But this metaphor still brings us back to lack. The bráhman is the only reality, but this reality possesses an emptiness, an idleness, – hence some room to play.

It is necessary to reinterpret the essential unity of the bráhman and the living man (jīva), the unity of the Supreme Self and the Incarnate Self. It is the unity resulting from fullness and lack.

The incarnate self acts and suffers. The supreme Self is beyond « evil » and beyond « the other », – beyond any Other, therefore, but It is not beyond its own lack of lack.

The Self is creator, omniscient, omnipotent, in relation to all that was, and all that is, in act. But He is not omnipotent in relation to what is in potency, to all that will be or might be, and to all that will exist only because it is already and will continue to be part of His own lack, and of the desire that this lack will create. This lack, this desire, yet to come, will be like a means for the bráhman to surpass itself/herself, to surpass its/her own infinity.

The bráhman is like « a block of salt is, without interior or exterior, it is only a whole block of flavor (eka rasa). So is this Self (ātman), without interior or exterior, it is only a whole block of knowledge ».xv

It is a new confirmation. The bráhman is here three times « without ». Without interior. Without exterior. Without any taste other than the taste of salt alone.

It is a sad and dry infinity, frankly, deep down, that of an infinite block of salt.

In addition, the infinite thirst that such an infinite block of salt may generate, is obviously still missing here.

_______________

iThere may be other assumptions as well. After considering the impossibility of deciding on this first alternative, a third way will have to be considered, the one that man is the potential bráhman but not the actual bráhman. Conversely, the bráhman is also in potency, and in this potency he is man.

iiŚaṅkara. The Thousand Teachings. Transl. by Anasuya from the edition by A.J. Alston. Ed. Arfuyen. 2013

iiiMichel Hulin. Śaṅkara and non-duality. Ed. Bayard. Paris, 2001, p.92

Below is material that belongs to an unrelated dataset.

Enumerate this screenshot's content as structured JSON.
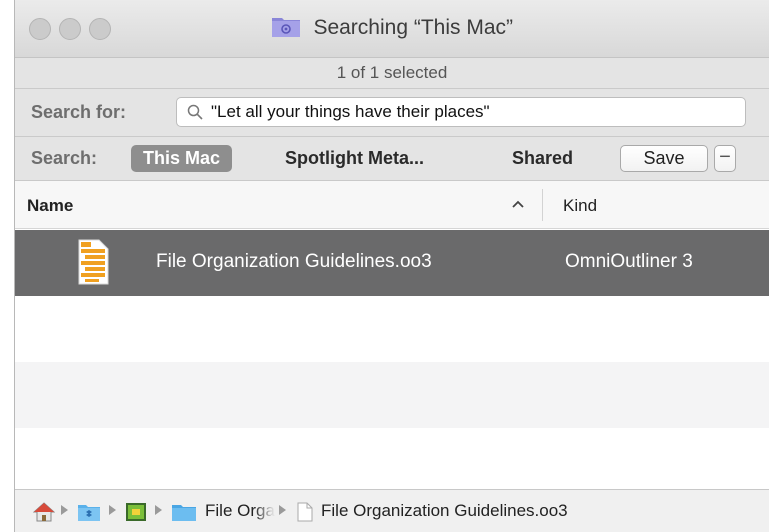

ivŚaṅkara. The Thousand Teachings.Transl. by Anasuya from the edition by A.J. Alston. Ed. Arfuyen. 2013, p.30

vChāndogya-upaniṣad 8.7.1. Translation in French by Alyette Degrâces (adapted and modified by myself in English) . Ed. Fayard. 2014, p. 199

viBṛhadāraṇyaka-upaniṣad 3.9.26 and 4.5.15. Transl. by Alyette Degrâces. Ed. Fayard. 2014, p. 275 and p. 298.

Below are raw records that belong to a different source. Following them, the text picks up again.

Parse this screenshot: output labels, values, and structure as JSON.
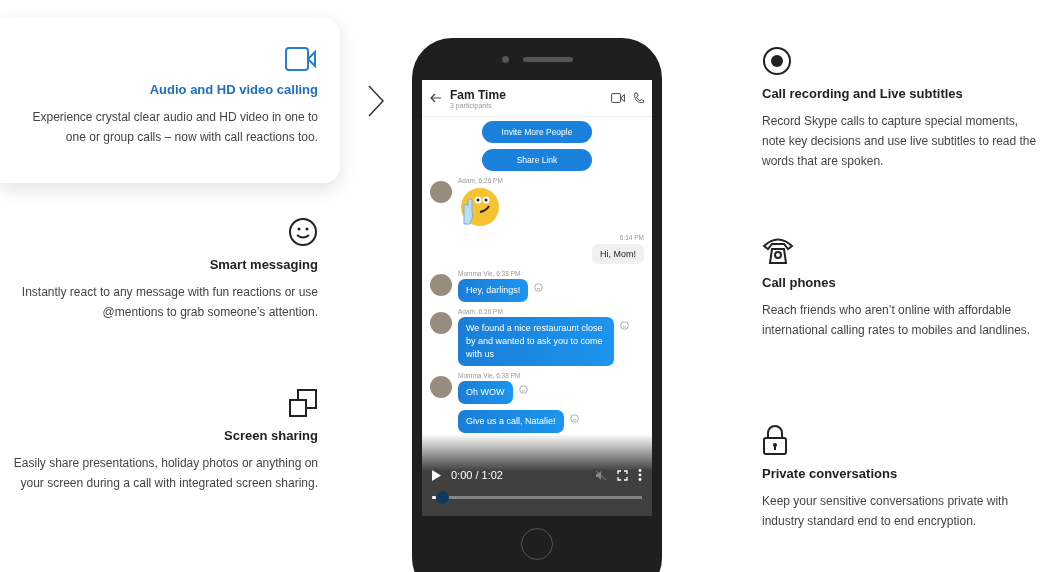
{
  "left_features": [
    {
      "title": "Audio and HD video calling",
      "description": "Experience crystal clear audio and HD video in one to one or group calls – now with call reactions too.",
      "selected": true
    },
    {
      "title": "Smart messaging",
      "description": "Instantly react to any message with fun reactions or use @mentions to grab someone’s attention.",
      "selected": false
    },
    {
      "title": "Screen sharing",
      "description": "Easily share presentations, holiday photos or anything on your screen during a call with integrated screen sharing.",
      "selected": false
    }
  ],
  "right_features": [
    {
      "title": "Call recording and Live subtitles",
      "description": "Record Skype calls to capture special moments, note key decisions and use live subtitles to read the words that are spoken."
    },
    {
      "title": "Call phones",
      "description": "Reach friends who aren’t online with affordable international calling rates to mobiles and landlines."
    },
    {
      "title": "Private conversations",
      "description": "Keep your sensitive conversations private with industry standard end to end encryption."
    }
  ],
  "phone": {
    "chat_title": "Fam Time",
    "chat_subtitle": "3 participants",
    "messages": [
      {
        "kind": "action",
        "text": "Invite More People"
      },
      {
        "kind": "action",
        "text": "Share Link"
      },
      {
        "kind": "sticker",
        "meta": "Adam, 6:26 PM"
      },
      {
        "kind": "outgoing",
        "meta": "6:14 PM",
        "text": "Hi, Mom!"
      },
      {
        "kind": "incoming",
        "meta": "Momma Vie, 6:38 PM",
        "text": "Hey, darlings!"
      },
      {
        "kind": "incoming",
        "meta": "Adam, 6:26 PM",
        "text": "We found a nice restauraunt close by and wanted to ask you to come with us"
      },
      {
        "kind": "incoming",
        "meta": "Momma Vie, 6:38 PM",
        "text": "Oh WOW"
      },
      {
        "kind": "incoming",
        "text": "Give us a call, Natalie!"
      }
    ],
    "video": {
      "time": "0:00 / 1:02",
      "level": 0.02
    }
  }
}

viiBṛhadāraṇyaka-upaniṣad 3.9.26 cited by Śaṅkara. The Thousand Teachings. Trad. Anasuya from the edition by A.J. Alston. Ed. Arfuyen. 2013, p. 39.

viiiChāndogya-upaniṣad 6.8.7 cited by Śaṅkara. The Thousand Teachings. Trad. Anasuya from the edition by A.J. Alston. Ed. Arfuyen. 2013, p. 47.

ixBṛhadāraṇyaka-upaniṣad 1.4.10

xChāndogya-upaniṣad 8.6.7. Translation by Alyette Degrâces. Ed. Fayard. 2014, p. 176

xiBṛhadāraṇyaka-upaniṣad 1.4.10. Transl. by Alyette Degrâces. Ed. Fayard. 2014, p.233

xiiPs 49:13

xiiiSee the article « Only with you אַךְ בָּך, akh bakh » on Metaxu, Philippe Quéau’s Blog.

xivCf. A. Schopenhauer. The world as will and representation.

xvBṛhadāraṇyaka-upaniṣad 4.5.13. Transl. by Alyette Degrâces. Ed. Fayard. 2014, p.298